Several SCR articles followed in later years, and SCR designs were still being published into the late 1970’s at least.

In 1969 Westcott published his TAT-IV design in the March issue of MR, simply titled: Improved Transistor Throttle. In this article he elaborated on his experiments with motors, noting that he’d found the ideal pulse form to be pulses of as small as 2.5 milliseconds duration, repeated every 25 milliseconds (or 40 pulses per second as he put it) to be the best for avoiding vibration and noise in the motor while minimizing heating. He also noted that pulses were really only needed when starting (or coming down to very low speed) and needed to be replaced with filtered DC at higher speeds to avoid damage.

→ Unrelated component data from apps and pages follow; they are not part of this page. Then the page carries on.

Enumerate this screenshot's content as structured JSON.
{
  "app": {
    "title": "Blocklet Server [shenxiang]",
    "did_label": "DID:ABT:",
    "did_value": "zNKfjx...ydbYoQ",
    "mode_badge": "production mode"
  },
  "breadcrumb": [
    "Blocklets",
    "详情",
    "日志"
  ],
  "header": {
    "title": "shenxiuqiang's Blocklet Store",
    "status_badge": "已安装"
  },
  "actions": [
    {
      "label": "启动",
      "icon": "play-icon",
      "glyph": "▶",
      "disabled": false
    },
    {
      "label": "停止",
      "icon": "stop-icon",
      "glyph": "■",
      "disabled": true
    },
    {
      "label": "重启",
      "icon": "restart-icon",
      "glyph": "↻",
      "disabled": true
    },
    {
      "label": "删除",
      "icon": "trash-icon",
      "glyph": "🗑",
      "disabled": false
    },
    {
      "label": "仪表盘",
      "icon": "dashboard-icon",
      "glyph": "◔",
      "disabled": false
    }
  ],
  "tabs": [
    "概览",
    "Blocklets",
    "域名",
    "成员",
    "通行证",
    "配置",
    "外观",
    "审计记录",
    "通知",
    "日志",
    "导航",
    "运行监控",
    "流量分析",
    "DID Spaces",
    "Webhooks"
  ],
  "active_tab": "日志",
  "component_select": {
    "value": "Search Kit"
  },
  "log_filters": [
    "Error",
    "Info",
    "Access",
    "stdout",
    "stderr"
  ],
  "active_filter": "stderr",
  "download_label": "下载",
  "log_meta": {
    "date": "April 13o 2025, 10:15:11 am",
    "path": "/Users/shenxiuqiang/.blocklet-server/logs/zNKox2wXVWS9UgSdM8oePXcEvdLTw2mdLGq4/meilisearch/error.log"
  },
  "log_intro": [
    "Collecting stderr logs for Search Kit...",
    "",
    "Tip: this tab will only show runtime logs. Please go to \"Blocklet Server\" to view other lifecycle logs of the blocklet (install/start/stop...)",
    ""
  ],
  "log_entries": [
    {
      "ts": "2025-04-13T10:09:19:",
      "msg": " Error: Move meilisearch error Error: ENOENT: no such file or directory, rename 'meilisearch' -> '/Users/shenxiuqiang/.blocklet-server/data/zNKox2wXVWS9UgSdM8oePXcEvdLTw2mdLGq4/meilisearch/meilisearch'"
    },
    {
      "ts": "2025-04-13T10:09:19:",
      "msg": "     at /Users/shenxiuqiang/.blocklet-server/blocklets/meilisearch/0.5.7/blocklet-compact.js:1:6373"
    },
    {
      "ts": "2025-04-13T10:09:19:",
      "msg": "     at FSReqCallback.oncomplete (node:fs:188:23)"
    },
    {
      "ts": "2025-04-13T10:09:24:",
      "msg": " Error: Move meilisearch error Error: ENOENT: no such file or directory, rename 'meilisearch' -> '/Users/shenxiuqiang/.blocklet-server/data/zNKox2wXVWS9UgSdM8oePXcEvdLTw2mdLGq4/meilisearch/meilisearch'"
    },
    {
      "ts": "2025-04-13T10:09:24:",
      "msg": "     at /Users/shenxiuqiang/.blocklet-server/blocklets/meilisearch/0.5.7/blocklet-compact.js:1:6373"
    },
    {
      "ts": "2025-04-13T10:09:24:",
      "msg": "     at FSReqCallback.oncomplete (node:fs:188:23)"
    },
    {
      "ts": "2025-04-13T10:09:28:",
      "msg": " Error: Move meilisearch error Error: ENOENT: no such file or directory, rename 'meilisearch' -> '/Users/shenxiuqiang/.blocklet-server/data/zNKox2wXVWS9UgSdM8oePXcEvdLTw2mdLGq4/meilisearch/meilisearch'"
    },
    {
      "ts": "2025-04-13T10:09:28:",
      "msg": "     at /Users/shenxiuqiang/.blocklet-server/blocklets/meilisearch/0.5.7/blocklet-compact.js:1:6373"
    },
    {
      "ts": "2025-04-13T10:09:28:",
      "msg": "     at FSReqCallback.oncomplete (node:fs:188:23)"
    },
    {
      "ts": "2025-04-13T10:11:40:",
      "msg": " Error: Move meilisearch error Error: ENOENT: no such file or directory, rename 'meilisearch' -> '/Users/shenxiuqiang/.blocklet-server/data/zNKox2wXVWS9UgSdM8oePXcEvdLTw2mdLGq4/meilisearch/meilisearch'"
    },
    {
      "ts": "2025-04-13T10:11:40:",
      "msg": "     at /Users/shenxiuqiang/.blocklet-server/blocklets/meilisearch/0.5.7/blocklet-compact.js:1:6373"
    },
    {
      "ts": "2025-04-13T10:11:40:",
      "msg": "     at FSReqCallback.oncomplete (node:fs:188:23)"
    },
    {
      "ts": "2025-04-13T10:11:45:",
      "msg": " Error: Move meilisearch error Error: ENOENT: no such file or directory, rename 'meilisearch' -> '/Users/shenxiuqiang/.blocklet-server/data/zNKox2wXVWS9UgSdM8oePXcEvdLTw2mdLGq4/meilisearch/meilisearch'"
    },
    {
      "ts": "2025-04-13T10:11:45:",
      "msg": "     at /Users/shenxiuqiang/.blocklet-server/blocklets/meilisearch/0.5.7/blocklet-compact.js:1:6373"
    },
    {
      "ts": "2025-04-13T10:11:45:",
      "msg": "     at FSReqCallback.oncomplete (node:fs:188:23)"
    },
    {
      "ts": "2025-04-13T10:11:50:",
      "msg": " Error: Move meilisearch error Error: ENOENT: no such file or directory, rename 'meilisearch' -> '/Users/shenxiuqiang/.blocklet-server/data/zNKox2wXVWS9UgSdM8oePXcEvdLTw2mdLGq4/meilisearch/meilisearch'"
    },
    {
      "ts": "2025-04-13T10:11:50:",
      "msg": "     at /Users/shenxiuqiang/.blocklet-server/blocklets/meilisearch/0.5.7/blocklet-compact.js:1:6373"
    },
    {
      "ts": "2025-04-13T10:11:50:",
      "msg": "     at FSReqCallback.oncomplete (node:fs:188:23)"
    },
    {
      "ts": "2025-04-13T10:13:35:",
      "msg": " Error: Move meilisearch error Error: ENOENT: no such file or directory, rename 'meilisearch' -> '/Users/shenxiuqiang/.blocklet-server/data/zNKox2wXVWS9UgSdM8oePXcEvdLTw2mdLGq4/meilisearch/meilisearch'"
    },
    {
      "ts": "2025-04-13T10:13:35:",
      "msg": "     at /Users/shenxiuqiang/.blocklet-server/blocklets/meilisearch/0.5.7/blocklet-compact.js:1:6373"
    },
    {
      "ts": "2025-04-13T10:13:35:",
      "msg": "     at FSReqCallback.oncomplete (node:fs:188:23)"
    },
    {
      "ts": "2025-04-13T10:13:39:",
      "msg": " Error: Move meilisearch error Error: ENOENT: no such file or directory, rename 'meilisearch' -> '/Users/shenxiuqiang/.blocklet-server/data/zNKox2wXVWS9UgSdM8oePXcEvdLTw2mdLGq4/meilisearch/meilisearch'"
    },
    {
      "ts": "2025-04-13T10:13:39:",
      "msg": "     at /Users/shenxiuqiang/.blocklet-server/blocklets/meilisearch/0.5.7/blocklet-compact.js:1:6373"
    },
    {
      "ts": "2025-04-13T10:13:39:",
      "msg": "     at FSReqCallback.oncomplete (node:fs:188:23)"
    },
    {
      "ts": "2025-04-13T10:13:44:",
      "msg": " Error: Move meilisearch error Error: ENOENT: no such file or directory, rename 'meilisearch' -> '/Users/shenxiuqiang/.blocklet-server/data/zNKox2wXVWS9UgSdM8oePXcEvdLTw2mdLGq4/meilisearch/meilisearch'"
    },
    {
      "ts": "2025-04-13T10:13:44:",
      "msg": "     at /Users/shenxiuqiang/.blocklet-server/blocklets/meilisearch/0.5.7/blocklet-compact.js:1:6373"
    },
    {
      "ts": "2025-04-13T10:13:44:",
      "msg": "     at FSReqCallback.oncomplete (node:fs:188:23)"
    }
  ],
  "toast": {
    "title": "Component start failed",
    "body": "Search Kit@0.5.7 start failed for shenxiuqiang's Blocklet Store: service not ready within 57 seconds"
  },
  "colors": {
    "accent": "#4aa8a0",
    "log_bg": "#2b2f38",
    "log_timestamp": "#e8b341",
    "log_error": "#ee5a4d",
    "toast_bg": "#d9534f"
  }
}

As an example of how complex things had become, the TAT-IV design contained a total of eleven transistors. The TAT-III had used five (three output, one for voltage regulation, and one for load compensation).

Interestingly, while he was using 12V DC as the 100% throttle level (ramping up to that from zero), at low speed the pulses he used were 18 to 20 volt square waves. Later work (which I haven’t tracked down) would show that square waves at these frequencies weren’t really a good idea, leading to arcing on the commutator and excessive heating. And later SCR designs used “ripple” pulses with more gradual rise and fall profiles.

In fact one of the interesting problems with pulses was that they made the wheels spin or jerk, which tended to polish both wheels and rail, leading to poorer performance. This was also minimized by removing the pulses at higher speeds.

Modern DCC decoders use square waves, but at least in ultrasonic decoders they use them at much higher frequencies (15,000 Hz instead of 40 Hz) and this minimizes both the jerking effect (and the noise and vibration) as well as the heating effect.

The TAT-IV and other designs would be elaborated further in the 1970’s, and other designers were trying new ideas as well, but the major design innovations all seem to have taken place in about one decade, over the course of the 1960’s. What came in the next decade was refinement, at least until the next technological revolution, command control, began.

Aside from his own innovation in the field, Westcott’s editorial policy of publishing such “electronic hobbyist” articles undoubtedly helped promote the development of the transistor throttle, and his work with pulsed-output designs helped model trains evolve into the smooth-running machines we know today. He may not have invented the transistor throttle, but his contributions to it really can’t be overstated.